• Task details:
Give all of the records again precisely, excluding whatever pictures they contain.

Stored items:
* * * * *

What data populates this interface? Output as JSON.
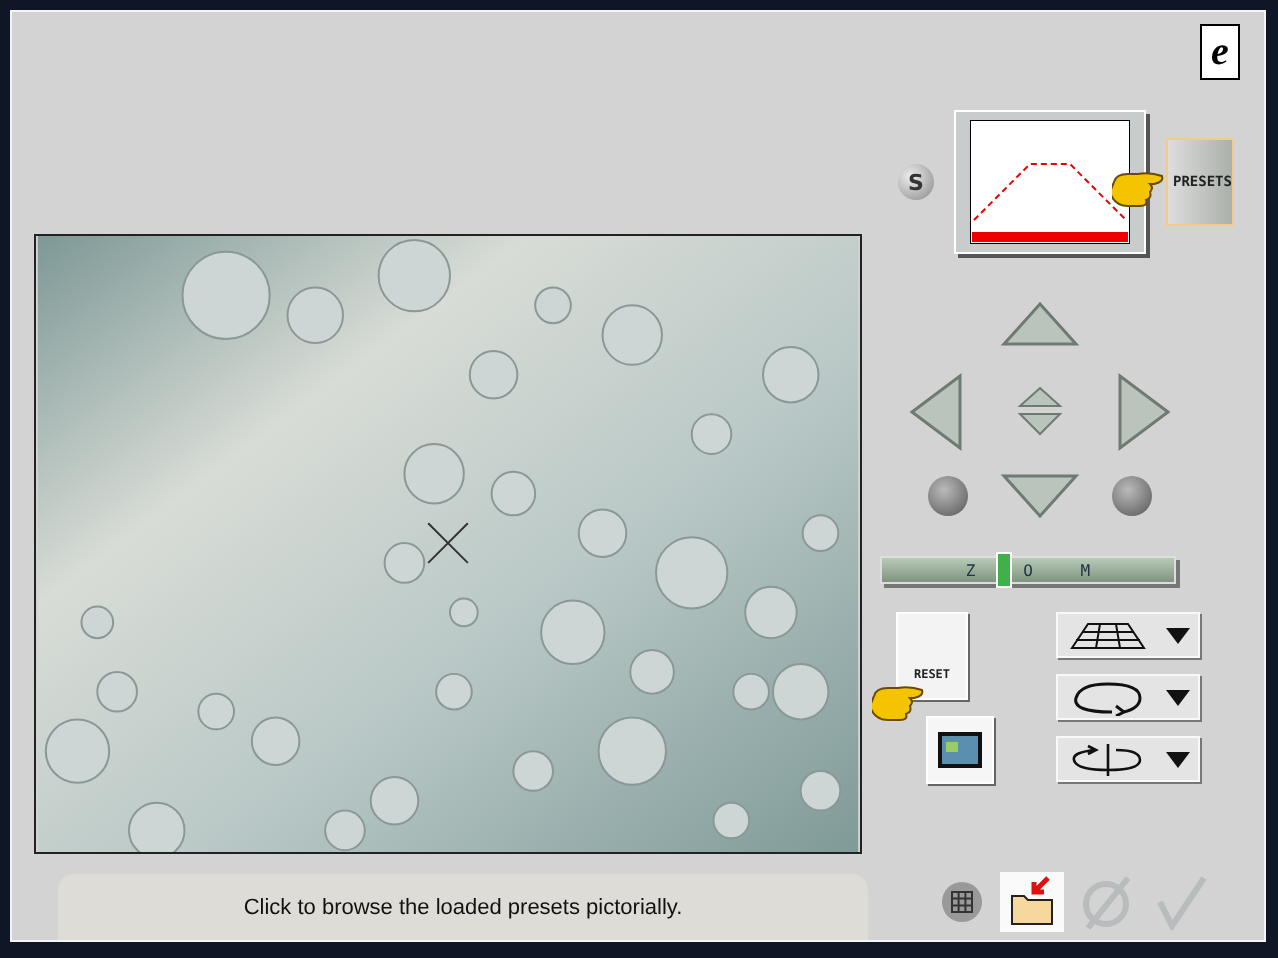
{
  "logo": "e",
  "presets": {
    "selector": "S",
    "button": "PRESETS"
  },
  "zoom": {
    "labels": [
      "Z",
      "O",
      "M"
    ],
    "level": 0.41
  },
  "reset": {
    "label": "RESET"
  },
  "dropdowns": [
    {
      "kind": "perspective"
    },
    {
      "kind": "rotate"
    },
    {
      "kind": "flip"
    }
  ],
  "actions": [
    {
      "kind": "grid"
    },
    {
      "kind": "open"
    },
    {
      "kind": "cancel"
    },
    {
      "kind": "ok"
    }
  ],
  "status_bar": {
    "text": "Click to browse the loaded presets pictorially."
  }
}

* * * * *

• Solution:
What data populates this interface? Output as JSON.
{
  "logo": "e",
  "presets": {
    "selector": "S",
    "button": "PRESETS"
  },
  "zoom": {
    "labels": [
      "Z",
      "O",
      "M"
    ],
    "level": 0.41
  },
  "reset": {
    "label": "RESET"
  },
  "dropdowns": [
    {
      "kind": "perspective"
    },
    {
      "kind": "rotate"
    },
    {
      "kind": "flip"
    }
  ],
  "actions": [
    {
      "kind": "grid"
    },
    {
      "kind": "open"
    },
    {
      "kind": "cancel"
    },
    {
      "kind": "ok"
    }
  ],
  "status_bar": {
    "text": "Click to browse the loaded presets pictorially."
  }
}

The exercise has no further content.